In "A Great Wildnerness", Falcon Explores Gay Conversion Therapy, Personal Journeys
A Great Wilderness, opening May 4 at Falcon Theatre, is about many things. But at its heart it’s about being lost and being found, about forgiveness and acceptance.
Its setting is unexpected – a gay conversion camp for teens, sparking the kind of challenging contemporary drama theatergoers love. Curtain Up describes it as “a group portrait of ordinary people dealing with the extraordinary problems life tosses their way.”
Walt is the gentle-natured leader of the Christian retreat who has devoted decades of his life to “curing” gay teens of their homosexuality. Packing up his life and preparing for a reluctant retirement, Walt is pressured into accepting one last client.
Veteran actor Allen Middleton plays Walt, and observes his character “spends much of the play recognizing and coming to terms with being lost on many levels: physically, mentally and fundamentally (relative to his life-long personal truths)."
“The thing that playwright Sam Hunter (recipient of a 2014 MacArthur “Genius” Fellow) does so beautifully is to explore that without judgment or commentary so that the audience isn't distracted by what's 'right' or 'wrong' in understanding him," Middleton said. "By the end of the play, Walt has self-realization that could lead him to many different paths to being found.”
Caleb Farley is Walt’s last client Daniel, who disappears into the Idaho wilderness. What he loves about the play is “the idea of being lost and found can be applied to every character. Everyone has their personal journey. Daniel begins the play figuratively lost in a world that he believes doesn't understand him.

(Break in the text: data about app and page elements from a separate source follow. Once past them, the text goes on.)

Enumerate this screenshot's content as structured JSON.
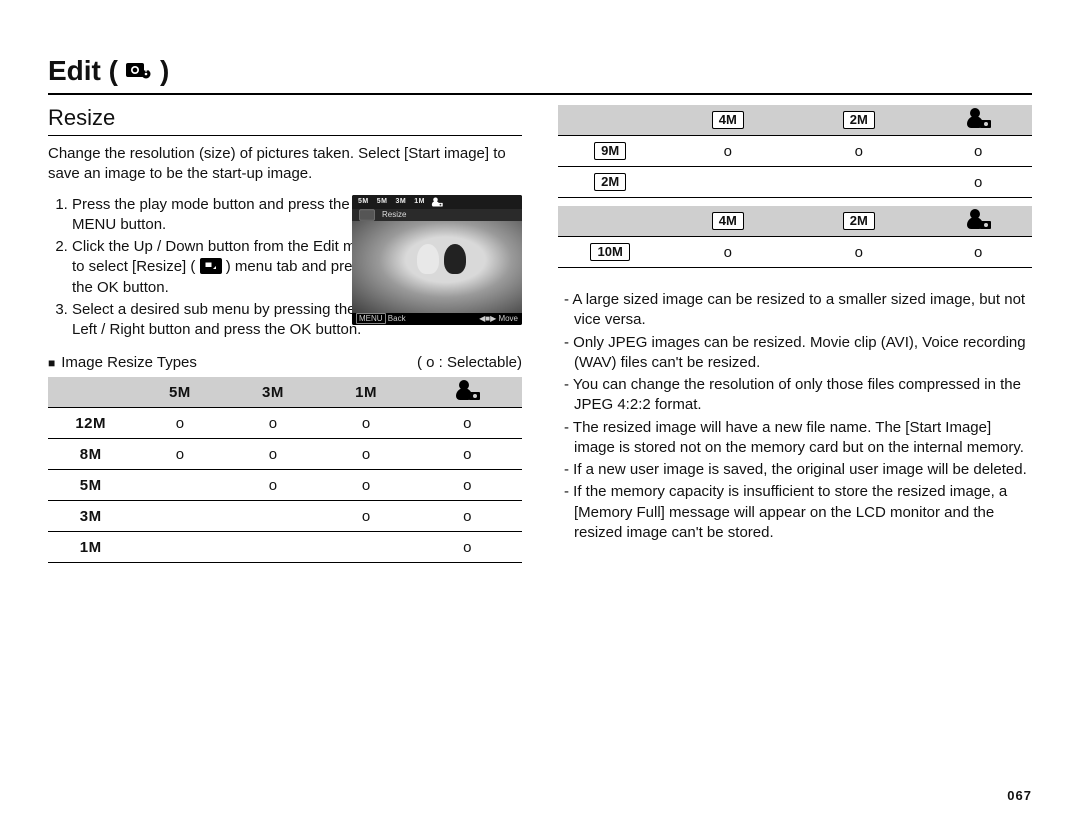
{
  "title": {
    "prefix": "Edit (",
    "suffix": " )"
  },
  "section": "Resize",
  "intro": "Change the resolution (size) of pictures taken. Select [Start image] to save an image to be the start-up image.",
  "steps": [
    "Press the play mode button and press the MENU button.",
    "Click the Up / Down button from the Edit menu to select [Resize] (        ) menu tab and press the OK button.",
    "Select a desired sub menu by pressing the Left / Right button and press the OK button."
  ],
  "screenshot": {
    "top": [
      "5M",
      "5M",
      "3M",
      "1M"
    ],
    "label": "Resize",
    "back": "Back",
    "move": "Move",
    "menu": "MENU"
  },
  "legend": {
    "label": "Image Resize Types",
    "note": "( o : Selectable)"
  },
  "mark": "o",
  "table1": {
    "cols": [
      "5M",
      "3M",
      "1M",
      "user"
    ],
    "rows": [
      {
        "label": "12M",
        "cells": [
          "o",
          "o",
          "o",
          "o"
        ]
      },
      {
        "label": "8M",
        "cells": [
          "o",
          "o",
          "o",
          "o"
        ]
      },
      {
        "label": "5M",
        "cells": [
          "",
          "o",
          "o",
          "o"
        ]
      },
      {
        "label": "3M",
        "cells": [
          "",
          "",
          "o",
          "o"
        ]
      },
      {
        "label": "1M",
        "cells": [
          "",
          "",
          "",
          "o"
        ]
      }
    ]
  },
  "table2": {
    "cols": [
      "4M",
      "2M",
      "user"
    ],
    "rows": [
      {
        "label": "9M",
        "cells": [
          "o",
          "o",
          "o"
        ]
      },
      {
        "label": "2M",
        "cells": [
          "",
          "",
          "o"
        ]
      }
    ]
  },
  "table3": {
    "cols": [
      "4M",
      "2M",
      "user"
    ],
    "wide": true,
    "rows": [
      {
        "label": "10M",
        "cells": [
          "o",
          "o",
          "o"
        ]
      }
    ]
  },
  "notes": [
    "A large sized image can be resized to a smaller sized image, but not vice versa.",
    "Only JPEG images can be resized. Movie clip (AVI), Voice recording (WAV) files can't be resized.",
    "You can change the resolution of only those files compressed in the JPEG 4:2:2 format.",
    "The resized image will have a new file name. The [Start Image] image is stored not on the memory card but on the internal memory.",
    "If a new user image is saved, the original user image will be deleted.",
    "If the memory capacity is insufficient to store the resized image, a [Memory Full] message will appear on the LCD monitor and the resized image can't be stored."
  ],
  "page_num": "067"
}
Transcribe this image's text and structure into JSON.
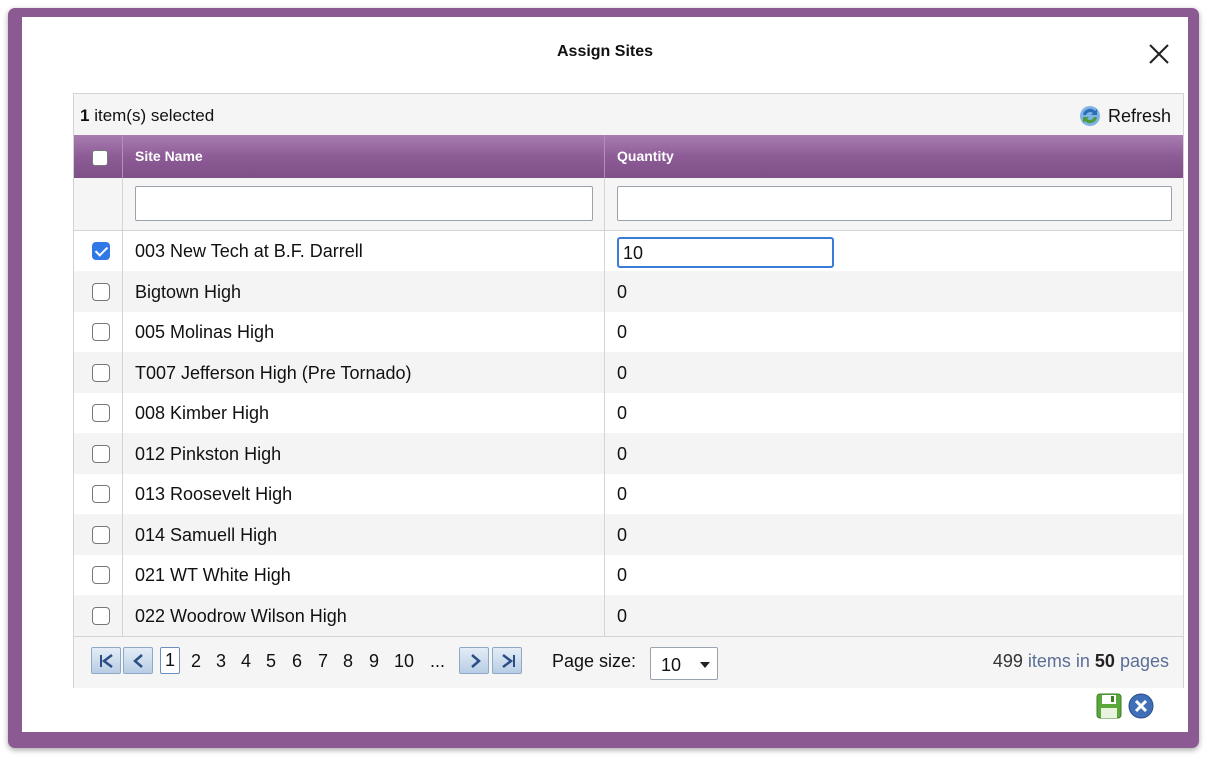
{
  "dialog": {
    "title": "Assign Sites"
  },
  "toolbar": {
    "selected_count": "1",
    "selected_suffix": " item(s) selected",
    "refresh_label": "Refresh"
  },
  "columns": {
    "site_name": "Site Name",
    "quantity": "Quantity"
  },
  "filters": {
    "site_name_value": "",
    "quantity_value": ""
  },
  "rows": [
    {
      "checked": true,
      "site": "003 New Tech at B.F. Darrell",
      "qty": "10",
      "editing": true
    },
    {
      "checked": false,
      "site": "Bigtown High",
      "qty": "0"
    },
    {
      "checked": false,
      "site": "005 Molinas High",
      "qty": "0"
    },
    {
      "checked": false,
      "site": "T007 Jefferson High (Pre Tornado)",
      "qty": "0"
    },
    {
      "checked": false,
      "site": "008 Kimber High",
      "qty": "0"
    },
    {
      "checked": false,
      "site": "012 Pinkston High",
      "qty": "0"
    },
    {
      "checked": false,
      "site": "013 Roosevelt High",
      "qty": "0"
    },
    {
      "checked": false,
      "site": "014 Samuell High",
      "qty": "0"
    },
    {
      "checked": false,
      "site": "021 WT White High",
      "qty": "0"
    },
    {
      "checked": false,
      "site": "022 Woodrow Wilson High",
      "qty": "0"
    }
  ],
  "pager": {
    "pages": [
      "1",
      "2",
      "3",
      "4",
      "5",
      "6",
      "7",
      "8",
      "9",
      "10",
      "..."
    ],
    "current_page": "1",
    "page_size_label": "Page size:",
    "page_size_value": "10",
    "total_items": "499",
    "items_in_text": " items in ",
    "total_pages": "50",
    "pages_text": " pages"
  },
  "icons": {
    "close": "close-icon",
    "refresh": "refresh-icon",
    "save": "save-icon",
    "cancel": "cancel-icon"
  },
  "colors": {
    "frame": "#8c5a93",
    "header": "#8d5c96",
    "accent_blue": "#2f79e6"
  }
}
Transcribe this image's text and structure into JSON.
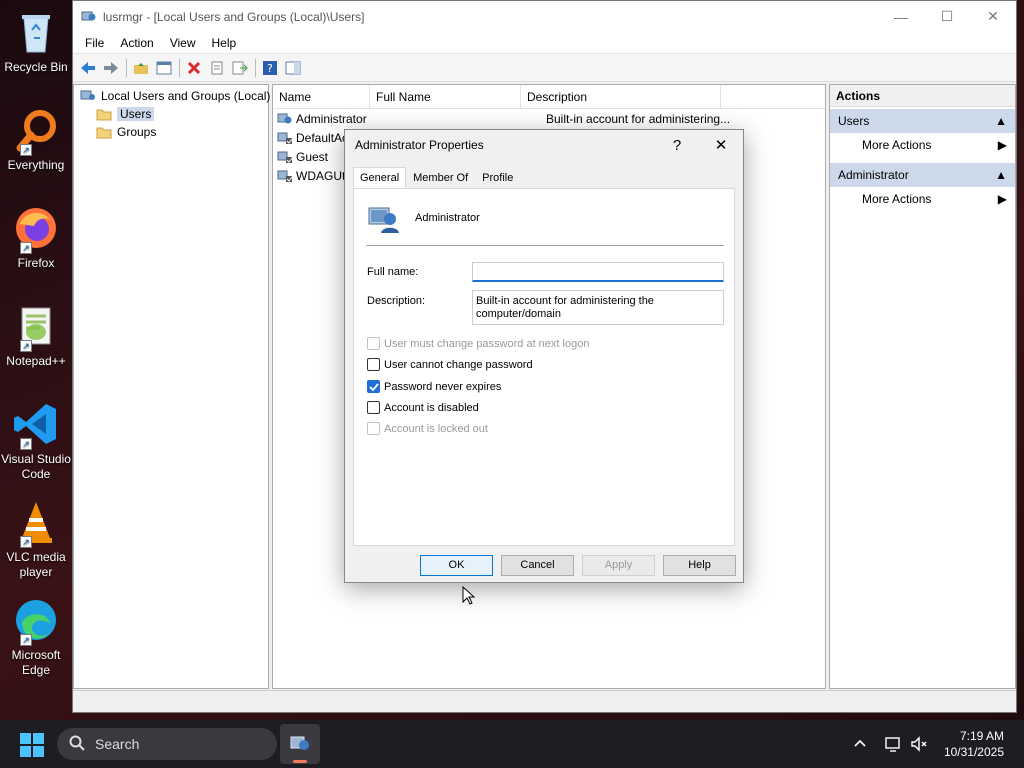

It takes literally being lost in the woods to finally find clarity and accept his place in the world.”
Among the other characters are Arlene Borock-Balczo as Walt’s ex-wife and Holly Sauerbrunn as Daniel’s mother.
Borock-Balczo notes her character “hasn't been able to give forgiveness nor feel she's been forgiven, the pains of loss still penetrate her soul. She’s finally ready to put the past and all the pain behind her” but she needs Walt to meet her halfway at a moment when he’s lost his moral compass.
Sauerbrunn says, “While her son may be literally lost in the woods, Eunice is metaphorically lost in a world that no longer makes sense. She can't see any way to reconcile her beliefs with what she has come to understand about Daniel, and she doesn't see a way forward for either herself or her son.”
Director Clint Ibele has wanted to helm Wilderness since the first time he read the script. He’s intrigued by Daniel’s and Walt’s contrasting ages – “one with everything in front of him, and the other reaching the end of his life and coming to the realization he "could have been anything." And the two have something in common: “It's themes of discovering who you are, and then covering it up because it’s not the norm, of being afraid and confused by what society, your family and friends, tell you or expect of you.
“Ultimately this show is about anyone who has ever felt lost or alone in their own wilderness and who hopefully find or will find their way home and become who they want to be.”
A Great Wilderness, May 4-19, Falcon Theatre. 636 Monmouth St., Newport. 8 p.m. Thursday-Saturday. Tickets $22, $15 students with ID. $5 off at Thursday performances. Information and reservations at falcontheater.net.